wide at its top. Its height was 3.25". The slot along the foot 
was 2.25" long. Two holes of 3/4" diameter were cut toward the 
bottom of the bridge. The two holes at the top were 1/2" in 
diameter and then joined by cutting a slot (See picture 6).

The turnbuckle that I attached serves two purposes. First, it 
prevents the main support (and neck) from bending under the 
string pressure. Second, it allows the player to adjust the 
action of the strings (how far the strings are above the 
fingerboard). If the strings are too close, they will buzz when 
played. If they are too far above, the volume will increase, but 
it becomes more difficult to play (it takes lots of strength and 
effort to press them down to make a note). The turnbuckle I used 
had a body that was 4" long, plus you add the length of the 
screw eyes, etc. I mounted a block of wood inside the tub to 
mount one end of the turnbuckle using an eyebolt. The other 
eyebolt was mounted to the back of the neck (See picture 7).

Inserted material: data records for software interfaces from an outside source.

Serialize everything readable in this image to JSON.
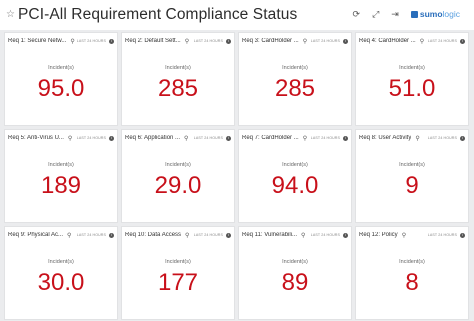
{
  "dashboard": {
    "title": "PCI-All Requirement Compliance Status",
    "brand_main": "sumo",
    "brand_accent": "logic",
    "icons": [
      "star-icon",
      "refresh-icon",
      "expand-icon",
      "share-icon"
    ]
  },
  "colors": {
    "value": "#c8101a",
    "brand": "#2a6ebb",
    "canvas": "#ebecee"
  },
  "panel_label": "Incident(s)",
  "range_label": "LAST 24 HOURS",
  "panels": [
    {
      "title": "Req 1: Secure Netw...",
      "value": "95.0"
    },
    {
      "title": "Req 2: Default Sett...",
      "value": "285"
    },
    {
      "title": "Req 3: CardHolder ...",
      "value": "285"
    },
    {
      "title": "Req 4: CardHolder ...",
      "value": "51.0"
    },
    {
      "title": "Req 5: Anti-Virus U...",
      "value": "189"
    },
    {
      "title": "Req 6: Application ...",
      "value": "29.0"
    },
    {
      "title": "Req 7: CardHolder ...",
      "value": "94.0"
    },
    {
      "title": "Req 8: User Activity",
      "value": "9"
    },
    {
      "title": "Req 9: Physical Ac...",
      "value": "30.0"
    },
    {
      "title": "Req 10: Data Access",
      "value": "177"
    },
    {
      "title": "Req 11: Vulnerabili...",
      "value": "89"
    },
    {
      "title": "Req 12: Policy",
      "value": "8"
    }
  ]
}
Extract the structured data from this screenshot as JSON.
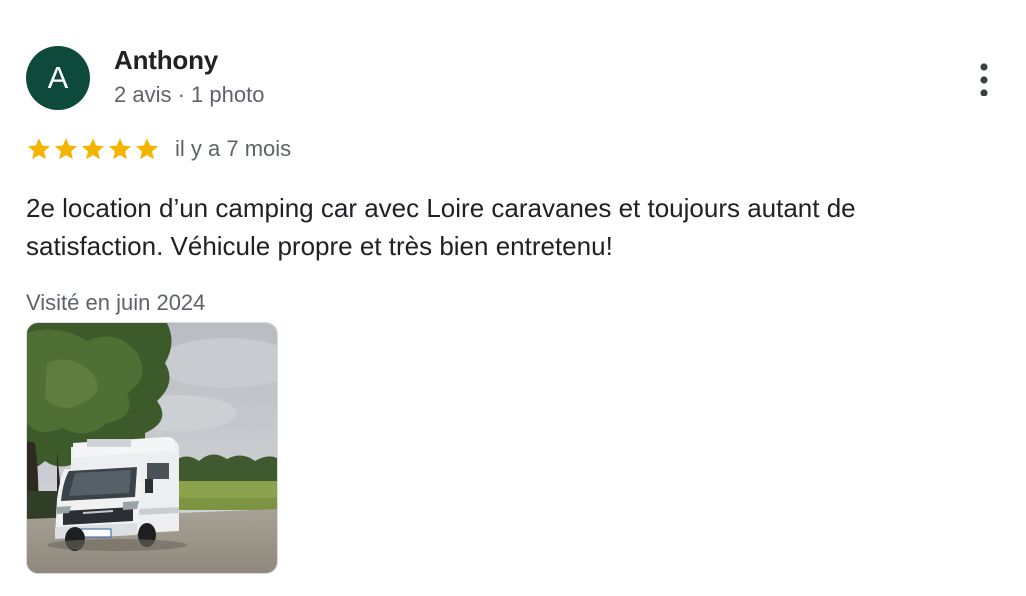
{
  "review": {
    "author": {
      "initial": "A",
      "name": "Anthony",
      "meta": "2 avis · 1 photo",
      "avatar_color": "#0d4a3c"
    },
    "rating": 5,
    "rating_color": "#f4b400",
    "date": "il y a 7 mois",
    "text": "2e location d’un camping car avec Loire caravanes et toujours autant de satisfaction. Véhicule propre et très bien entretenu!",
    "visit": "Visité en juin 2024",
    "photos": [
      {
        "subject": "camping-car",
        "plate": "GL-122-MQ"
      }
    ],
    "icons": {
      "more": "more-vert-icon",
      "star": "star-icon"
    }
  }
}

The neck/fingerboard unit was mounted to the main support via 
six wood screws, glue, and an oak wedge (used to get the proper 
angle of the neck). The wedge was 7" long, 1/8" thick at the 
head end and 3/4" thick at the other end toward the washtub
(See picture 7).

The strings that I used were Corelli Bass strings for a one-half 
sized bass, which were a perfect fit. The Corelli brand is 
Italian, but the strings are made in France. I ordered them from 
Quinn Violins on the internet for about $120. Sorry, but there 
is no substitute for good quality, commercial double bass 
strings (even the cheapest cost at least $75). I used standard, 
nickel plated electric bass tuning machines available at most 
music stores (about $25).

Here's a picture of me (Bill Koch) playing the washtub bass in 
the beer garden of Player's Rretaurant near the University of 
Texas at Austin campus (See photo 1).

Click here to return to Dennis Havlena's webpage.